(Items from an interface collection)
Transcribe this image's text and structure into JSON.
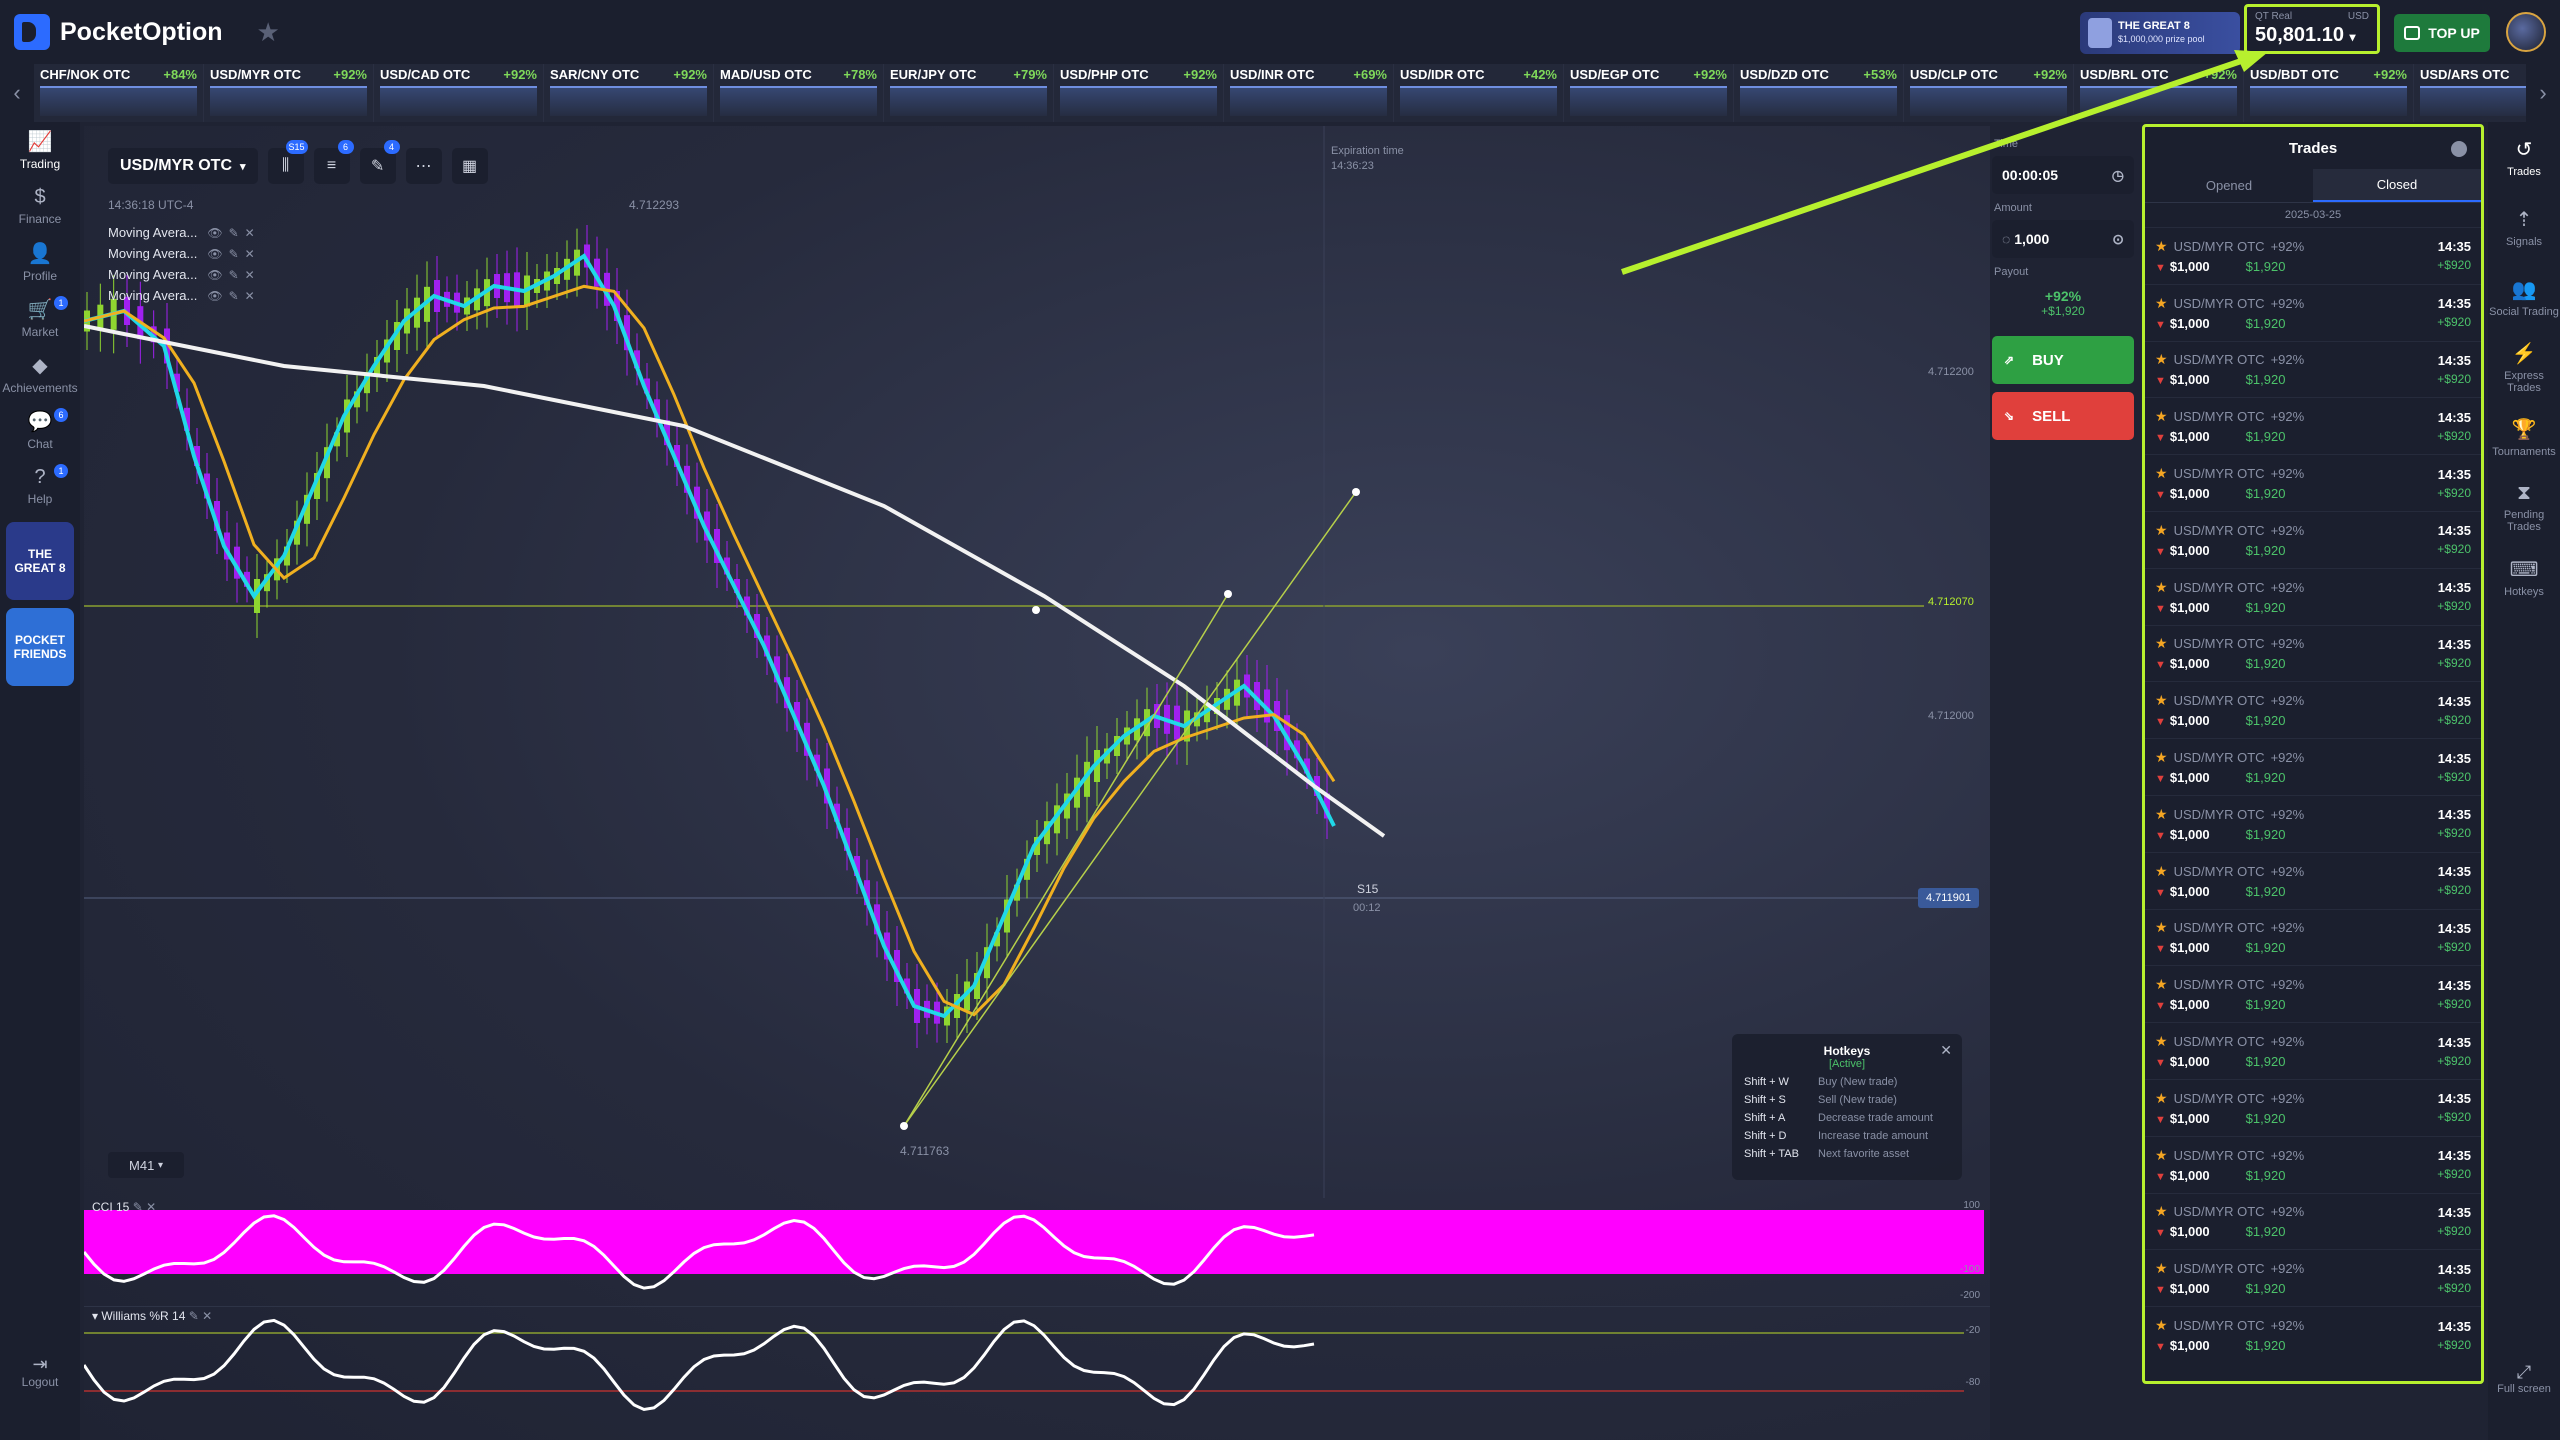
{
  "app": {
    "brand": "PocketOption"
  },
  "header": {
    "promo": {
      "title": "THE GREAT 8",
      "subtitle": "$1,000,000 prize pool"
    },
    "balance": {
      "account": "QT Real",
      "currency": "USD",
      "value": "50,801.10"
    },
    "topup_label": "TOP UP"
  },
  "ticker": [
    {
      "name": "CHF/NOK OTC",
      "pct": "+84%"
    },
    {
      "name": "USD/MYR OTC",
      "pct": "+92%"
    },
    {
      "name": "USD/CAD OTC",
      "pct": "+92%"
    },
    {
      "name": "SAR/CNY OTC",
      "pct": "+92%"
    },
    {
      "name": "MAD/USD OTC",
      "pct": "+78%"
    },
    {
      "name": "EUR/JPY OTC",
      "pct": "+79%"
    },
    {
      "name": "USD/PHP OTC",
      "pct": "+92%"
    },
    {
      "name": "USD/INR OTC",
      "pct": "+69%"
    },
    {
      "name": "USD/IDR OTC",
      "pct": "+42%"
    },
    {
      "name": "USD/EGP OTC",
      "pct": "+92%"
    },
    {
      "name": "USD/DZD OTC",
      "pct": "+53%"
    },
    {
      "name": "USD/CLP OTC",
      "pct": "+92%"
    },
    {
      "name": "USD/BRL OTC",
      "pct": "+92%"
    },
    {
      "name": "USD/BDT OTC",
      "pct": "+92%"
    },
    {
      "name": "USD/ARS OTC",
      "pct": ""
    }
  ],
  "leftnav": [
    {
      "label": "Trading",
      "icon": "chart-line-icon"
    },
    {
      "label": "Finance",
      "icon": "dollar-icon"
    },
    {
      "label": "Profile",
      "icon": "user-icon"
    },
    {
      "label": "Market",
      "icon": "cart-icon"
    },
    {
      "label": "Achievements",
      "icon": "diamond-icon"
    },
    {
      "label": "Chat",
      "icon": "chat-icon"
    },
    {
      "label": "Help",
      "icon": "help-icon"
    }
  ],
  "nav_badges": {
    "market": "1",
    "chat": "6",
    "help": "1"
  },
  "promo_tiles": {
    "great8": "THE GREAT 8",
    "friends": "POCKET FRIENDS"
  },
  "logout_label": "Logout",
  "chart": {
    "asset": "USD/MYR OTC",
    "toolbar_badges": {
      "timeframe": "S15",
      "indicators": "6",
      "drawings": "4"
    },
    "time": "14:36:18 UTC-4",
    "indicators": [
      "Moving Avera...",
      "Moving Avera...",
      "Moving Avera...",
      "Moving Avera..."
    ],
    "top_price": "4.712293",
    "expiration_label": "Expiration time",
    "expiration_time": "14:36:23",
    "price_levels": [
      "4.712200",
      "4.712070",
      "4.712000",
      "4.711901"
    ],
    "bottom_price": "4.711763",
    "timeframe": "M41",
    "s_label": "S15",
    "t_label": "00:12",
    "cci_label": "CCI 15",
    "cci_axis": [
      "100",
      "-100",
      "-200"
    ],
    "wpr_label": "Williams %R 14",
    "wpr_axis": [
      "-20",
      "-80"
    ],
    "hotkeys": {
      "title": "Hotkeys",
      "status": "[Active]",
      "rows": [
        {
          "key": "Shift + W",
          "desc": "Buy (New trade)"
        },
        {
          "key": "Shift + S",
          "desc": "Sell (New trade)"
        },
        {
          "key": "Shift + A",
          "desc": "Decrease trade amount"
        },
        {
          "key": "Shift + D",
          "desc": "Increase trade amount"
        },
        {
          "key": "Shift + TAB",
          "desc": "Next favorite asset"
        }
      ]
    }
  },
  "trade_panel": {
    "time_label": "Time",
    "time": "00:00:05",
    "amount_label": "Amount",
    "amount": "1,000",
    "payout_label": "Payout",
    "payout_pct": "+92%",
    "payout_amount": "+$1,920",
    "buy": "BUY",
    "sell": "SELL"
  },
  "trades": {
    "title": "Trades",
    "tabs": [
      "Opened",
      "Closed"
    ],
    "date": "2025-03-25",
    "rows": [
      {
        "asset": "USD/MYR OTC",
        "pct": "+92%",
        "amount": "$1,000",
        "payout": "$1,920",
        "time": "14:35",
        "profit": "+$920"
      },
      {
        "asset": "USD/MYR OTC",
        "pct": "+92%",
        "amount": "$1,000",
        "payout": "$1,920",
        "time": "14:35",
        "profit": "+$920"
      },
      {
        "asset": "USD/MYR OTC",
        "pct": "+92%",
        "amount": "$1,000",
        "payout": "$1,920",
        "time": "14:35",
        "profit": "+$920"
      },
      {
        "asset": "USD/MYR OTC",
        "pct": "+92%",
        "amount": "$1,000",
        "payout": "$1,920",
        "time": "14:35",
        "profit": "+$920"
      },
      {
        "asset": "USD/MYR OTC",
        "pct": "+92%",
        "amount": "$1,000",
        "payout": "$1,920",
        "time": "14:35",
        "profit": "+$920"
      },
      {
        "asset": "USD/MYR OTC",
        "pct": "+92%",
        "amount": "$1,000",
        "payout": "$1,920",
        "time": "14:35",
        "profit": "+$920"
      },
      {
        "asset": "USD/MYR OTC",
        "pct": "+92%",
        "amount": "$1,000",
        "payout": "$1,920",
        "time": "14:35",
        "profit": "+$920"
      },
      {
        "asset": "USD/MYR OTC",
        "pct": "+92%",
        "amount": "$1,000",
        "payout": "$1,920",
        "time": "14:35",
        "profit": "+$920"
      },
      {
        "asset": "USD/MYR OTC",
        "pct": "+92%",
        "amount": "$1,000",
        "payout": "$1,920",
        "time": "14:35",
        "profit": "+$920"
      },
      {
        "asset": "USD/MYR OTC",
        "pct": "+92%",
        "amount": "$1,000",
        "payout": "$1,920",
        "time": "14:35",
        "profit": "+$920"
      },
      {
        "asset": "USD/MYR OTC",
        "pct": "+92%",
        "amount": "$1,000",
        "payout": "$1,920",
        "time": "14:35",
        "profit": "+$920"
      },
      {
        "asset": "USD/MYR OTC",
        "pct": "+92%",
        "amount": "$1,000",
        "payout": "$1,920",
        "time": "14:35",
        "profit": "+$920"
      },
      {
        "asset": "USD/MYR OTC",
        "pct": "+92%",
        "amount": "$1,000",
        "payout": "$1,920",
        "time": "14:35",
        "profit": "+$920"
      },
      {
        "asset": "USD/MYR OTC",
        "pct": "+92%",
        "amount": "$1,000",
        "payout": "$1,920",
        "time": "14:35",
        "profit": "+$920"
      },
      {
        "asset": "USD/MYR OTC",
        "pct": "+92%",
        "amount": "$1,000",
        "payout": "$1,920",
        "time": "14:35",
        "profit": "+$920"
      },
      {
        "asset": "USD/MYR OTC",
        "pct": "+92%",
        "amount": "$1,000",
        "payout": "$1,920",
        "time": "14:35",
        "profit": "+$920"
      },
      {
        "asset": "USD/MYR OTC",
        "pct": "+92%",
        "amount": "$1,000",
        "payout": "$1,920",
        "time": "14:35",
        "profit": "+$920"
      },
      {
        "asset": "USD/MYR OTC",
        "pct": "+92%",
        "amount": "$1,000",
        "payout": "$1,920",
        "time": "14:35",
        "profit": "+$920"
      },
      {
        "asset": "USD/MYR OTC",
        "pct": "+92%",
        "amount": "$1,000",
        "payout": "$1,920",
        "time": "14:35",
        "profit": "+$920"
      },
      {
        "asset": "USD/MYR OTC",
        "pct": "+92%",
        "amount": "$1,000",
        "payout": "$1,920",
        "time": "14:35",
        "profit": "+$920"
      }
    ]
  },
  "rightnav": [
    {
      "label": "Trades",
      "icon": "history-icon"
    },
    {
      "label": "Signals",
      "icon": "signal-icon"
    },
    {
      "label": "Social Trading",
      "icon": "people-icon"
    },
    {
      "label": "Express Trades",
      "icon": "express-icon"
    },
    {
      "label": "Tournaments",
      "icon": "trophy-icon"
    },
    {
      "label": "Pending Trades",
      "icon": "hourglass-icon"
    },
    {
      "label": "Hotkeys",
      "icon": "keyboard-icon"
    }
  ],
  "fullscreen_label": "Full screen",
  "colors": {
    "accent_highlight": "#b7f02e",
    "buy": "#2ea043",
    "sell": "#e0403c",
    "cci": "#ff00ff"
  }
}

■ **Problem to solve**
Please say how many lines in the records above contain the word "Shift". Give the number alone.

■ **Written reply**
5